**WHAT THE TASK ASKS:**
Go line by line through the entries below and copy those containing the string "Quantity".

**INPUT RECORDS:**

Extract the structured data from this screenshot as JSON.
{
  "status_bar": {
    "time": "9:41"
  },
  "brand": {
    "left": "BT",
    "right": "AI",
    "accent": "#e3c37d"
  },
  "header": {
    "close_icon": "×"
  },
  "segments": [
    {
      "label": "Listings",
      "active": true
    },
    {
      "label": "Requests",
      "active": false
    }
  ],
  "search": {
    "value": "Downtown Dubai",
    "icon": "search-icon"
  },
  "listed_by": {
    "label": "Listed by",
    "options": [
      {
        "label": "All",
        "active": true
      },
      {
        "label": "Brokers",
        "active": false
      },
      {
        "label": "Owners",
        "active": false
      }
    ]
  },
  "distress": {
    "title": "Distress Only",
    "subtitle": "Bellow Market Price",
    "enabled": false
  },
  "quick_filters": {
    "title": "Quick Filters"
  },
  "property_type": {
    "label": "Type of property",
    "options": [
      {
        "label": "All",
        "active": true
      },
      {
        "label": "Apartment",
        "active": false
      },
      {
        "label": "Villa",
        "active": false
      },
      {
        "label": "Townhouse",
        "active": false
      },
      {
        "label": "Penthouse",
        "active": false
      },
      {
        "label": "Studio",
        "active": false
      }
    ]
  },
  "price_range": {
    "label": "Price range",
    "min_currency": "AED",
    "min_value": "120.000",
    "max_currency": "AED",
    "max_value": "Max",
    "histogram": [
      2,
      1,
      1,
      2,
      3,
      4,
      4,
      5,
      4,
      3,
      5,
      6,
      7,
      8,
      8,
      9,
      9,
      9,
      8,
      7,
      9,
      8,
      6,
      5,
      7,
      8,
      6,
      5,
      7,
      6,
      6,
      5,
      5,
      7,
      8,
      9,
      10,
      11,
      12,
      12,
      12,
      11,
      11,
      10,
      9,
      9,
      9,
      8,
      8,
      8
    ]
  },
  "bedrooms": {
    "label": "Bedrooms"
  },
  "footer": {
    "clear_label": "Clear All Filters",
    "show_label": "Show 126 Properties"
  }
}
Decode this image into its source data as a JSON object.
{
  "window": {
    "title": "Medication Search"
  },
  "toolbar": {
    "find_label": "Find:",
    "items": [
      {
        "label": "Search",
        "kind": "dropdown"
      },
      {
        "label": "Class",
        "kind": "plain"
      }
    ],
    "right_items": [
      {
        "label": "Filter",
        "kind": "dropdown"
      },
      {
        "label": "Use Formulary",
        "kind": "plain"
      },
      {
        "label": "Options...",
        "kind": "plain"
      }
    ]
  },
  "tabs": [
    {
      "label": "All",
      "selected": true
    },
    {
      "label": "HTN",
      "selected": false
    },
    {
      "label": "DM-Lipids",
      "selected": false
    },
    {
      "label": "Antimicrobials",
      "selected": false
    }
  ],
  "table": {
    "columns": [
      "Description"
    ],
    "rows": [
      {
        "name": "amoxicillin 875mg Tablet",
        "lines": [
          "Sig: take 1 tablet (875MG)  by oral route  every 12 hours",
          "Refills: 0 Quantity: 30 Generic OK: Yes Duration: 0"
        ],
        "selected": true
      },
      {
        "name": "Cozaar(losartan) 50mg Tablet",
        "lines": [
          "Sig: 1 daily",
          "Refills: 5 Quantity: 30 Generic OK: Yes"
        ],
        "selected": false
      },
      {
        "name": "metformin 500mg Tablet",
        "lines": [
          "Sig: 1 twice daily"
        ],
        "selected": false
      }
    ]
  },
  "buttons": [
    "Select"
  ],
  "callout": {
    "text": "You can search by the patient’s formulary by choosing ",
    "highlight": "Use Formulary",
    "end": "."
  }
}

**COMPLETED TASK:**
          "Refills: 0 Quantity: 30 Generic OK: Yes Duration: 0"
          "Refills: 5 Quantity: 30 Generic OK: Yes"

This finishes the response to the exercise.